### What you have to do
Scan the material for the word "Включить", and copy each line where it shows up.

### Data provided
"""

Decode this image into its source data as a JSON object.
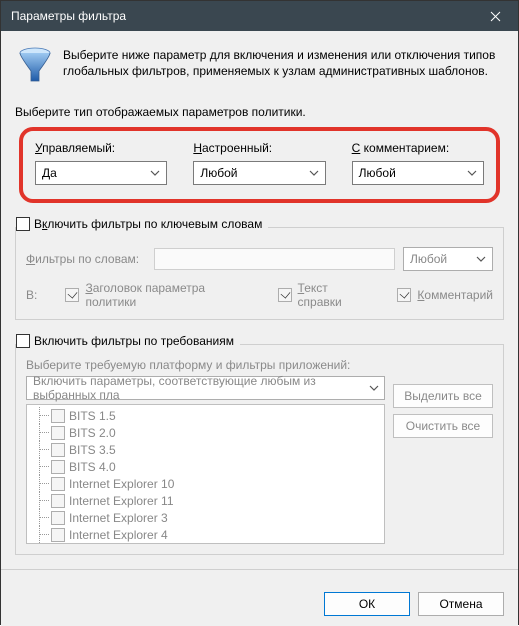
{
  "title": "Параметры фильтра",
  "intro": "Выберите ниже параметр для включения и изменения или отключения типов глобальных фильтров, применяемых к узлам административных шаблонов.",
  "section_label": "Выберите тип отображаемых параметров политики.",
  "filters": {
    "managed": {
      "label": "Управляемый:",
      "value": "Да"
    },
    "configured": {
      "label": "Настроенный:",
      "value": "Любой"
    },
    "commented": {
      "label": "С комментарием:",
      "value": "Любой"
    }
  },
  "keyword_group": {
    "title": "Включить фильтры по ключевым словам",
    "words_label": "Фильтры по словам:",
    "combo_value": "Любой",
    "in_label": "В:",
    "opt_title": "Заголовок параметра политики",
    "opt_help": "Текст справки",
    "opt_comment": "Комментарий"
  },
  "req_group": {
    "title": "Включить фильтры по требованиям",
    "subtitle": "Выберите требуемую платформу и фильтры приложений:",
    "combo_value": "Включить параметры, соответствующие любым из выбранных пла",
    "select_all": "Выделить все",
    "clear_all": "Очистить все",
    "items": [
      "BITS 1.5",
      "BITS 2.0",
      "BITS 3.5",
      "BITS 4.0",
      "Internet Explorer 10",
      "Internet Explorer 11",
      "Internet Explorer 3",
      "Internet Explorer 4"
    ]
  },
  "buttons": {
    "ok": "ОК",
    "cancel": "Отмена"
  }
}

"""

### Response
    "title": "Включить фильтры по ключевым словам",
    "title": "Включить фильтры по требованиям",
    "combo_value": "Включить параметры, соответствующие любым из выбранных пла",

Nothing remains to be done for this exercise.